The fundamental assumption of Agile — low cost-of-change — is not true for tangible products that have to be mass-produced, sent through distribution networks to customers and supported in the field. Team decisions lead to purchasing tools, establishing production lines and filling channels with products. If these decisions later prove to be wrong, they trigger expensive rework loops as the best-case scenario. Agile project management methods have no provision for managing complex dependency chains, ensuring high quality decisions at the right time, or managing the risks that are an inherent part of building a tangible product.
Known Issues with Agile Product Development
For a hardware team, “Agile” is not agile. Here are some of the effects of using Agile to manage programs that have high cost-of-change that have been experienced when hardware teams use Agile, and how it slows them down:
- It drives teams to manage their tasks in pieces that are too small for the flow of work in hardware development. In software, it makes sense to manage tasks in two-hour to two-day pieces.

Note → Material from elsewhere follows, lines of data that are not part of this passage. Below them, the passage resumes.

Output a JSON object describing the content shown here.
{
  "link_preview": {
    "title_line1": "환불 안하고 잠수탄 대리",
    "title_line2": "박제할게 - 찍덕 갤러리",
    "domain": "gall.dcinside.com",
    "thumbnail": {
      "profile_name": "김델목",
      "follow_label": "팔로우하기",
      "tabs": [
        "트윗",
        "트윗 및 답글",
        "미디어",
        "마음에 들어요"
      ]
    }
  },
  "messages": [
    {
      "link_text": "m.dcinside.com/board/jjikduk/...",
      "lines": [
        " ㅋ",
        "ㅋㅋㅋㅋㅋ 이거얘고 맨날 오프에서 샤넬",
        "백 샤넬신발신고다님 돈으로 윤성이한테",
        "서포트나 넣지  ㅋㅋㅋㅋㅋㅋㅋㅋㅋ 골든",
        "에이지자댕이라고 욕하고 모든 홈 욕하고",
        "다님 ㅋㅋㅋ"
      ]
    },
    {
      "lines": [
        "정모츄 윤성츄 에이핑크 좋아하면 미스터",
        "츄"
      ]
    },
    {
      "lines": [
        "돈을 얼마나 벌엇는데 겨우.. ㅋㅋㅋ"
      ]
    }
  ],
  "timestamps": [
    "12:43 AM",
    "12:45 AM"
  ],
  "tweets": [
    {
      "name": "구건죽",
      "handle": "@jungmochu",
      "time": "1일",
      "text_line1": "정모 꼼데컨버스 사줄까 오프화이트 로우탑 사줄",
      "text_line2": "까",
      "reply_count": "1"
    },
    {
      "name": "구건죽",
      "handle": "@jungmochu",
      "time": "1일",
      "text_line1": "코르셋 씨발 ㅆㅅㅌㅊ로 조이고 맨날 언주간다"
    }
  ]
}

In hardware, that leads to micromanagement of tasks that individual engineers usually manage on their own.
- It leads to the creation of “shadow” systems to manage dependencies. Since Agile assumes task independence and has no way to manage dependencies, Project Leaders feel compelled to maintain separate project schedules (GANTT charts) to ensure that the team is working on the right things. Since they’ve been told NOT to use these “old” tools, the plans go underground where the team can’t easily see them. Project Leaders using Agile for hardware development have told me, nearly universally, that they had their own plans running in parallel with the Agile process because they didn’t trust it to handle sequences and dependencies.
- It drives teams away from modeling towards physical builds, even when that’s not the fastest way to learn. In software, the fastest way to learn something is to build it and see what happens. Software builds are fast and almost free. So that’s what Agile methods emphasize, with hands-on demos as the primary way for teams to show progress. In hardware, we try to learn everything we can without building anything, and then we start building models first before building prototypes. Since full prototypes are so costly and take so long, we only build them when we’ve exhausted the possibilities for learning in any other way.

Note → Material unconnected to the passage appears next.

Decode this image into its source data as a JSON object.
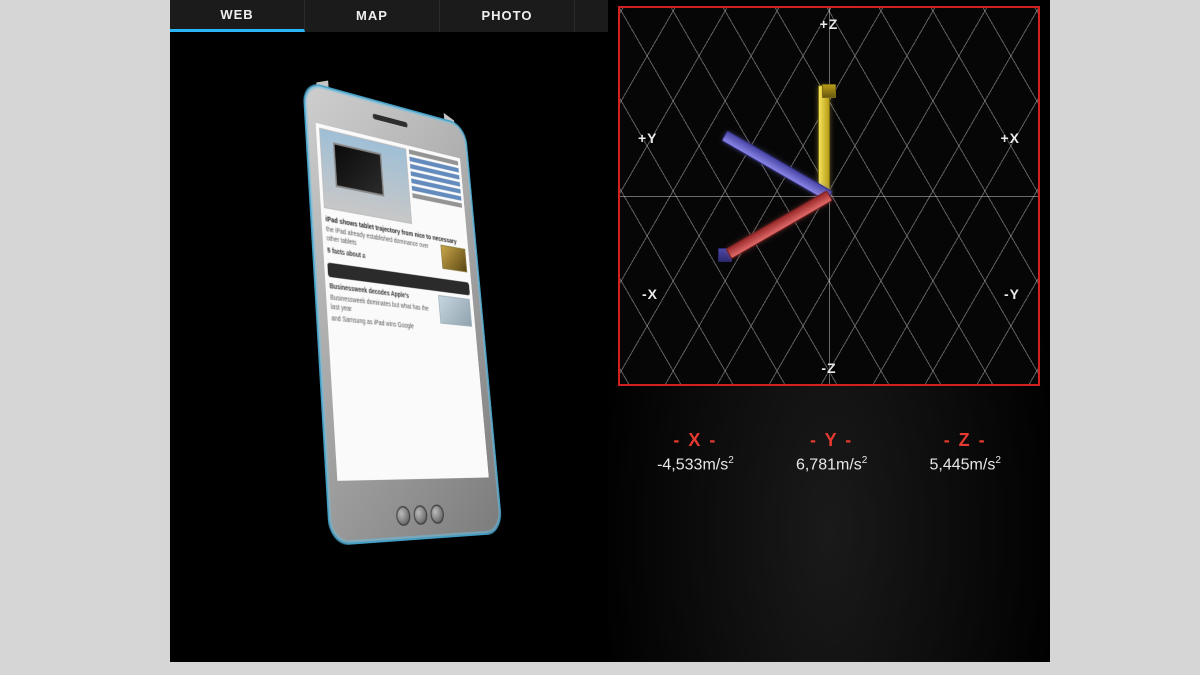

- It drives teams to meet too often, for too long. Agile methods call for daily stand-up meetings, because in the software world, that’s how often teams need to meet. It calls for lengthy Sprint planning sessions, because that’s the best way to prioritize work to maximize business value. Most hardware teams don’t need to meet as often, or for as long.
It doesn’t solve the root causes of slow product development
All of that might be worth it if it accelerated hardware development — but it doesn’t.
Agile does not solve the primary root causes of slow development for tangible products: decisions that get revisited late in a program, causing long, slow loopbacks. Since this is not a problem in software development with low cost-of-change, Agile does not address it.
This is why I encourage hardware teams to push back on efforts to “just use Agile” and replace them with Rapid Learning Cycles instead. The Rapid Learning Cycles framework was built from the beginning to solve the root causes of those long, slow loopbacks, and to integrate well with phase gate Product Development Processes, as long as the PDPs have a reasonable amount of flexibility.
If you’ve been trying to use Agile product development and you have been struggling, know that you’re not alone and the struggle is real. The good news is that this experience has taught your team things about working in Sprints that will be valuable when they make the shift to Rapid Learning Cycles.